Following on from TalkScience, lively discussion continues via the blog posting of beekeeper Emily Heath, who attended the event. Lynn Dicks, one of our panellists, also summarised her four key action points to protect bees and other wind insect pollinators after TalkScience, and in preparation for the Bee Summit.

Audience members discussing pollinators and pesticides during the TalkScience interval. Photo: Peter Warner.

The event was organised by the Science Team with significant contribution from our PhD student intern, Stuart Smith. Stuart has spent three months with us through a Biotechnology and Biological Sciences Research Council (BBSRC) funded policy placement. Next week read about his un-bee-lievable placement at the British Library.

Stuart Smith and Johanna Kieniewicz

02 July 2013

Introducing our new Science blog...

Welcome to our brand new Science blog bought to you by the Science Team at the British Library. We hope to inform, inspire and surprise you as we highlight the work that we do and the things that interest us. We’re also keen to hear what interests you, so please let us know and we’ll try to cover it.

Before the science bit, comes the history bit… The British Library is distinctive in many ways and one of its unexpected aspects is that, unlike many other national libraries, we cater for science, as well as the humanities. In fact, this remit was written into the British Library Act (1972) when a number of separate institutions, including the National Reference Library of Science and Invention and the National Lending Library for Science and Technology, were brought together to create 'a national centre for reference, study, and bibliographic and other information services, in relation both to scientific and technological matters and to the humanities'. They finally merged physically when the St Pancras building opened in 1998.

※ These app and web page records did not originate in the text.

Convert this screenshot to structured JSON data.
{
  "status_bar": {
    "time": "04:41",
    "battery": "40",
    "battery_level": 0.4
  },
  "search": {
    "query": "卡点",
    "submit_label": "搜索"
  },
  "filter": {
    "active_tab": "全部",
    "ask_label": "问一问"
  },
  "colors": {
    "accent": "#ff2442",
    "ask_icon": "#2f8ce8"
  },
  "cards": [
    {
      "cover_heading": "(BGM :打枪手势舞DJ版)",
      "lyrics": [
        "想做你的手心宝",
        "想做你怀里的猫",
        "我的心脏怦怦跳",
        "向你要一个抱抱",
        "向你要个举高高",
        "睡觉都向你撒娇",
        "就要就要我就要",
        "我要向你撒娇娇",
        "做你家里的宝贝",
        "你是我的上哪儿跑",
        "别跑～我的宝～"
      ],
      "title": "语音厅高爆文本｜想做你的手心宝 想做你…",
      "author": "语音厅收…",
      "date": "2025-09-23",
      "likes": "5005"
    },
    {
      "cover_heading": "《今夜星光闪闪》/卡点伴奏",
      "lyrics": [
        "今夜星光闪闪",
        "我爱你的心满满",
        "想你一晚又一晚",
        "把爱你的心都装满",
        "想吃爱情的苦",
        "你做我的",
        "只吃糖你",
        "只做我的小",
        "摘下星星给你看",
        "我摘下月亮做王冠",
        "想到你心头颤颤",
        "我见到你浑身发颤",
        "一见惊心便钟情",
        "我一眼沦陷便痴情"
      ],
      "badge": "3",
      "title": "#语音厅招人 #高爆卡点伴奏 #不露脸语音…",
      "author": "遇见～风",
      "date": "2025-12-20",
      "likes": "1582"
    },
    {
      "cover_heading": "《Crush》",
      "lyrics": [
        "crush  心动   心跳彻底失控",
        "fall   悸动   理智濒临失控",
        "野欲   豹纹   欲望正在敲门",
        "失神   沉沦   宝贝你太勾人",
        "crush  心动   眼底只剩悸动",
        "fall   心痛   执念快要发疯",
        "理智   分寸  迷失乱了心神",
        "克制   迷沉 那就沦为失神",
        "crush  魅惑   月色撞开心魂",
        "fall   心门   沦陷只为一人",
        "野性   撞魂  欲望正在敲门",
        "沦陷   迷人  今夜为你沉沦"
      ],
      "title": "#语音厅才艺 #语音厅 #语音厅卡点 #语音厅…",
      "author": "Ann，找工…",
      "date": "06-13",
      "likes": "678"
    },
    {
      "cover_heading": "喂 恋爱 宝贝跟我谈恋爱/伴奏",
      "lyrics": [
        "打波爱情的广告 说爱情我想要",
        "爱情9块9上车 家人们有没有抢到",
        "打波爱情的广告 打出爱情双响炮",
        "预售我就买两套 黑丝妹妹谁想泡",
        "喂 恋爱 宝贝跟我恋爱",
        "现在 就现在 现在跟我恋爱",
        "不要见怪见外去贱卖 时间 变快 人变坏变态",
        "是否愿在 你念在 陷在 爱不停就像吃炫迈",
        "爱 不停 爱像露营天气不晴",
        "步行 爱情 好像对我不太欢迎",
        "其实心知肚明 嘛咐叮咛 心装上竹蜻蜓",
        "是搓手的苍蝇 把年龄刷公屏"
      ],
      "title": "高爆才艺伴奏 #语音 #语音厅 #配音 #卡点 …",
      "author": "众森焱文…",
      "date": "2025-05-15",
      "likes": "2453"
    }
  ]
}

Although the public may be less aware of the role that the British Library plays in science, many people needing access to scientific information make extensive use of our two Science Reading Rooms in London. We also offer access to scientific articles through our document supply service. But we do much more than that.

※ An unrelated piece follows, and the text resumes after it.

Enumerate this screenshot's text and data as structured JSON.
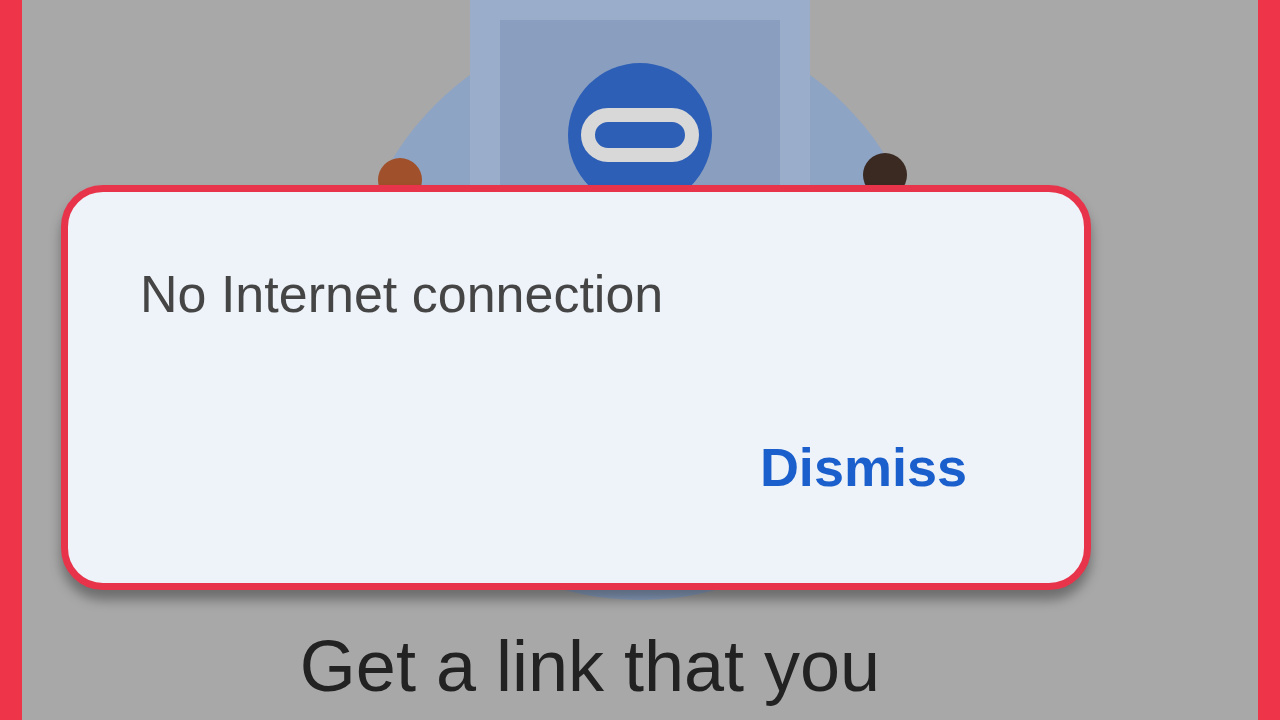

The Science Team is working on providing scientific information to more people, wherever they are. We have done quite a bit of research ourselves to understand how contemporary researchers discover and use information, not only to enhance our existing provision but to develop new services. We have been involved in Europe PubMed Central since 2006 – providing access to millions of biomedical research articles for free. We are also developing a resource – called Envia - for environmental scientists interested in flooding, which provides free access to relevant resources. Scientific data is generated in increasingly large volumes and discovering and accessing it requires new methods of gathering that information and pointing people in the right direction. The Science Team has been cataloguing datasets to make them more discoverable and is also delivering the UK DataCite service which enables datasets to be cited. While providing access to information is our core business, the British Library also has a fantastic space where scientists, researchers and the public can meet, debate issues and be challenged by new ideas. Our TalkScience events have a loyal following and we celebrate science with an annual public events programme called Inspiring Science. Next year will see a science-themed exhibition at the Library – called Beautiful Science – exploring scientific data visualisation from past to present. We’ll be keeping you updated about plans and progress on that.

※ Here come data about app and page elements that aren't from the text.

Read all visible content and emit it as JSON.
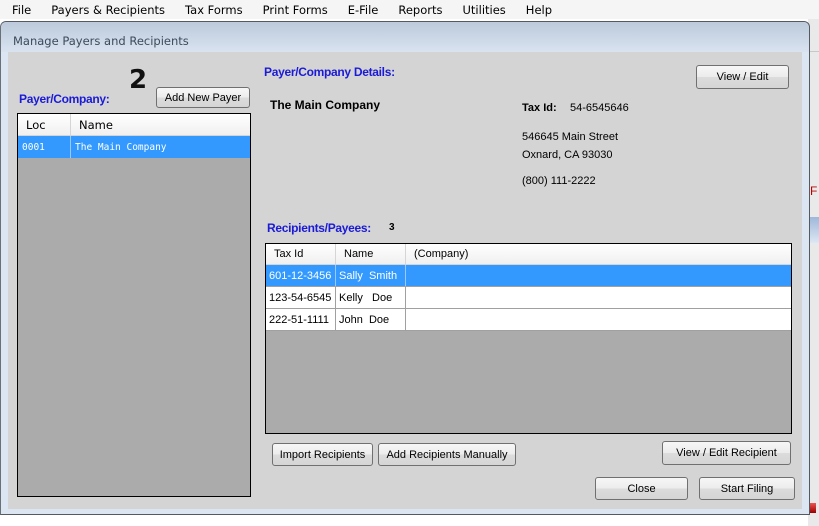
{
  "menu": [
    "File",
    "Payers & Recipients",
    "Tax Forms",
    "Print Forms",
    "E-File",
    "Reports",
    "Utilities",
    "Help"
  ],
  "window": {
    "title": "Manage Payers and Recipients"
  },
  "annotations": {
    "payer": "2",
    "recipients": "3"
  },
  "payer_panel": {
    "label": "Payer/Company:",
    "add_button": "Add New Payer",
    "columns": [
      "Loc",
      "Name"
    ],
    "rows": [
      {
        "loc": "0001",
        "name": "The Main Company",
        "selected": true
      }
    ]
  },
  "details": {
    "label": "Payer/Company Details:",
    "view_edit_button": "View / Edit",
    "company_name": "The Main Company",
    "tax_id_label": "Tax Id:",
    "tax_id": "54-6545646",
    "address_line1": "546645 Main Street",
    "address_line2": "Oxnard, CA  93030",
    "phone": "(800) 111-2222"
  },
  "recipients": {
    "label": "Recipients/Payees:",
    "count": "3",
    "columns": [
      "Tax Id",
      "Name",
      "(Company)"
    ],
    "rows": [
      {
        "tax_id": "601-12-3456",
        "name": "Sally  Smith",
        "company": "",
        "selected": true
      },
      {
        "tax_id": "123-54-6545",
        "name": "Kelly   Doe",
        "company": "",
        "selected": false
      },
      {
        "tax_id": "222-51-1111",
        "name": "John  Doe",
        "company": "",
        "selected": false
      }
    ],
    "import_button": "Import Recipients",
    "add_manual_button": "Add Recipients Manually",
    "view_edit_button": "View / Edit Recipient"
  },
  "footer": {
    "close_button": "Close",
    "start_button": "Start Filing"
  },
  "background": {
    "partial_letter": "F"
  }
}
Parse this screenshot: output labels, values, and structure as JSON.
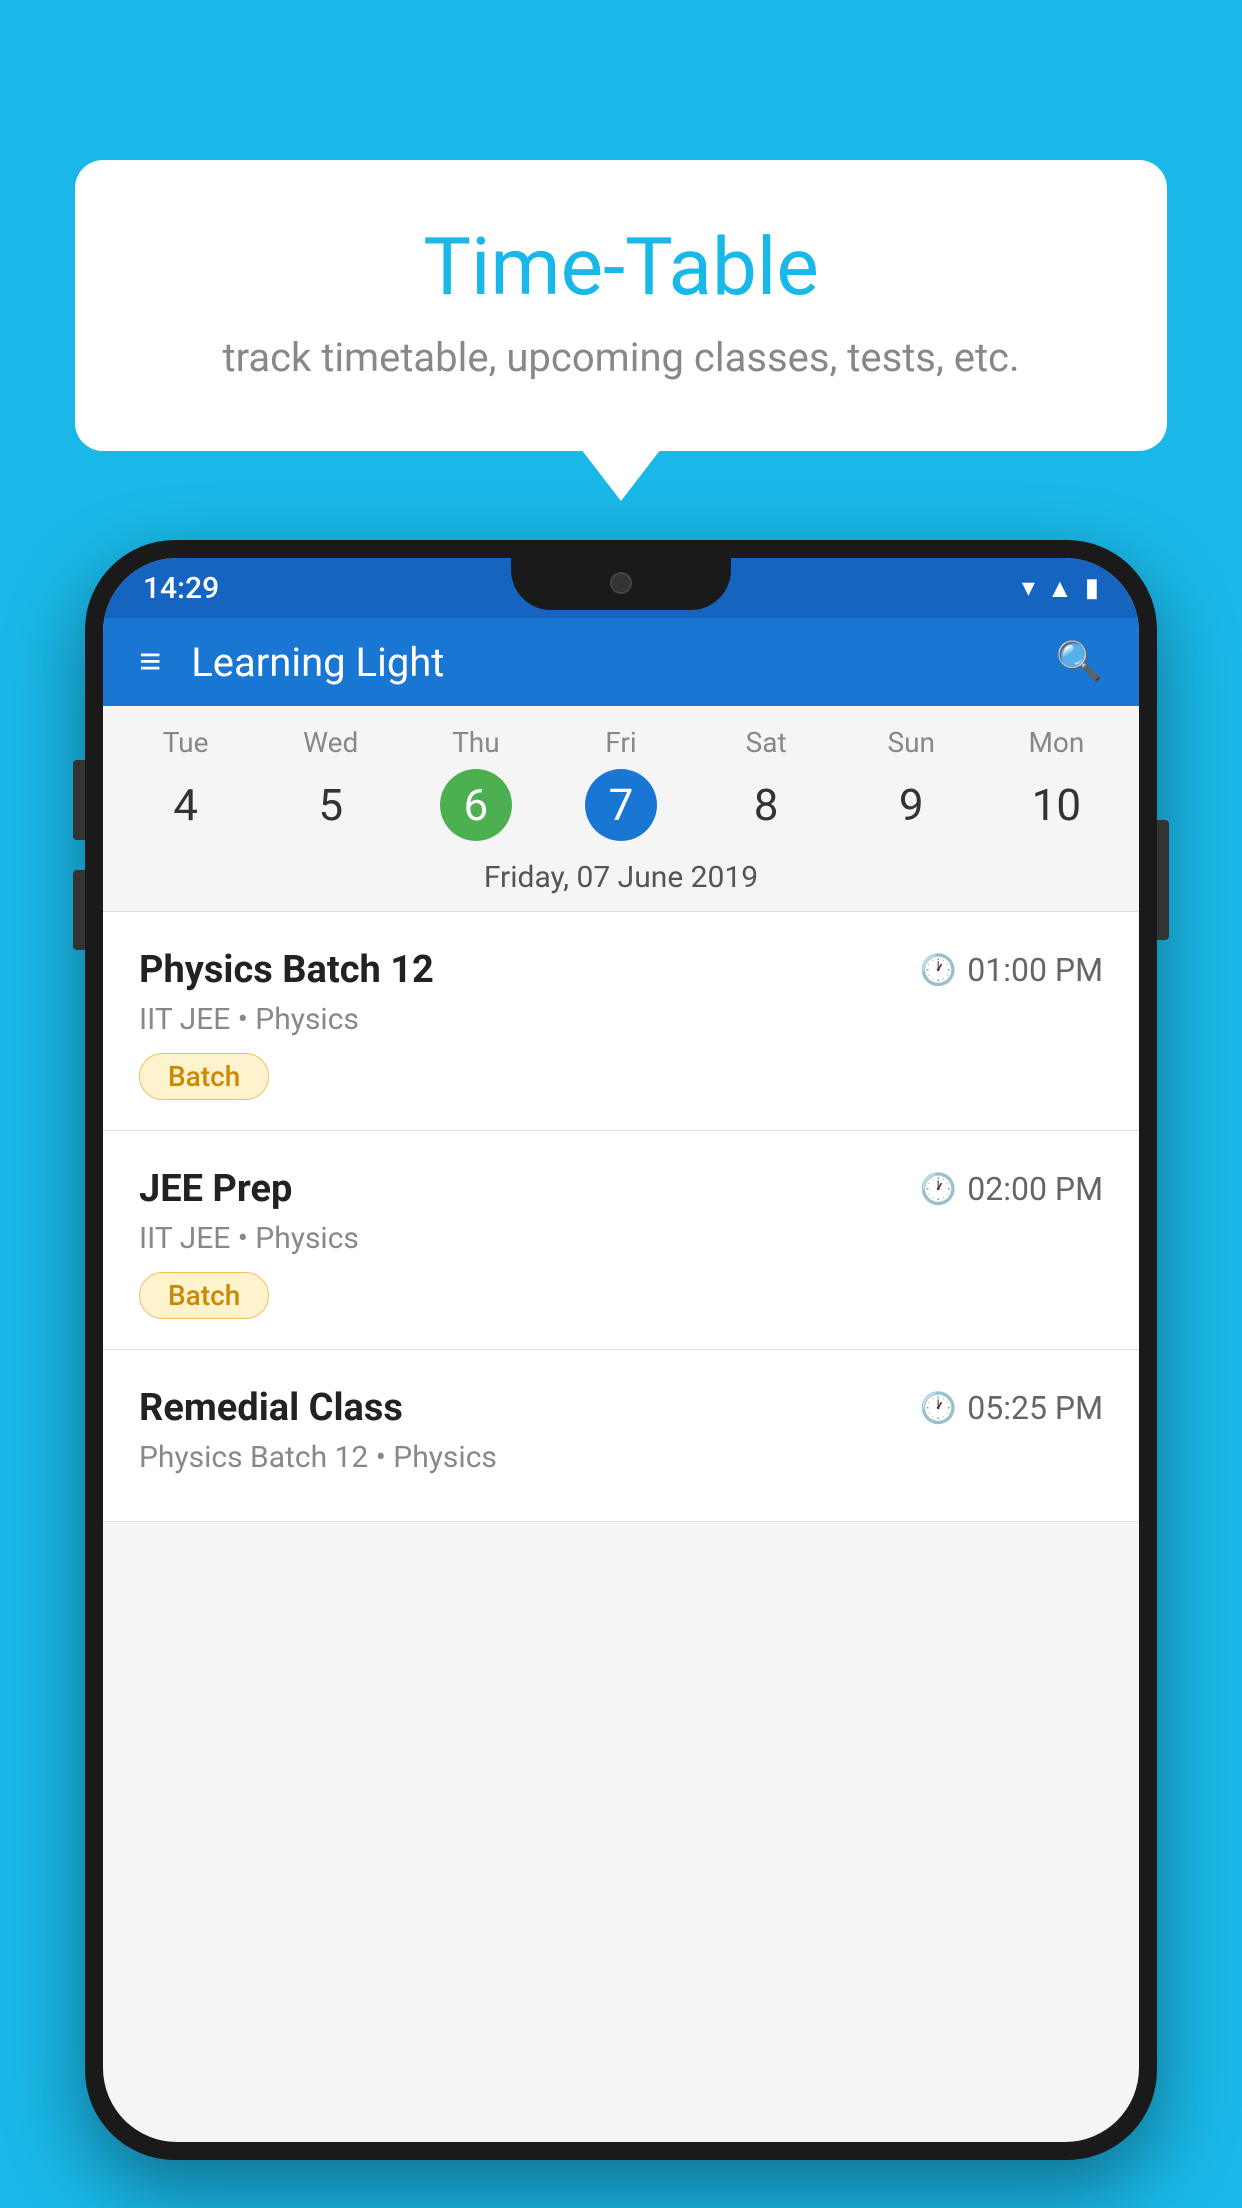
{
  "background_color": "#1ab8e8",
  "speech_bubble": {
    "title": "Time-Table",
    "subtitle": "track timetable, upcoming classes, tests, etc."
  },
  "phone": {
    "status_bar": {
      "time": "14:29",
      "icons": [
        "wifi",
        "signal",
        "battery"
      ]
    },
    "app_bar": {
      "title": "Learning Light",
      "menu_icon": "menu-icon",
      "search_icon": "search-icon"
    },
    "calendar": {
      "days": [
        {
          "name": "Tue",
          "number": "4",
          "style": "normal"
        },
        {
          "name": "Wed",
          "number": "5",
          "style": "normal"
        },
        {
          "name": "Thu",
          "number": "6",
          "style": "green"
        },
        {
          "name": "Fri",
          "number": "7",
          "style": "blue"
        },
        {
          "name": "Sat",
          "number": "8",
          "style": "normal"
        },
        {
          "name": "Sun",
          "number": "9",
          "style": "normal"
        },
        {
          "name": "Mon",
          "number": "10",
          "style": "normal"
        }
      ],
      "selected_date_label": "Friday, 07 June 2019"
    },
    "schedule": {
      "items": [
        {
          "name": "Physics Batch 12",
          "time": "01:00 PM",
          "subtitle": "IIT JEE • Physics",
          "badge": "Batch"
        },
        {
          "name": "JEE Prep",
          "time": "02:00 PM",
          "subtitle": "IIT JEE • Physics",
          "badge": "Batch"
        },
        {
          "name": "Remedial Class",
          "time": "05:25 PM",
          "subtitle": "Physics Batch 12 • Physics",
          "badge": ""
        }
      ]
    }
  }
}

Science permeates every aspect of our lives but you don’t have to wear a lab coat to be a scientist. By having curiosity and asking questions about the world, ourselves, where we’ve come from and what the future might hold is to think scientifically. Of course having access to trusted information helps us to understand what is already known and where the boundaries lie and what remains to be discovered. We hope that you will discover some new information in our blog posts, ask questions, make requests and use the resources that our experts highlight to explore new horizons.

You can expect to hear from us weekly so look out for our next post and follow us on Twitter for more frequent news, information and resources – @ScienceBL

Lee-Ann Coleman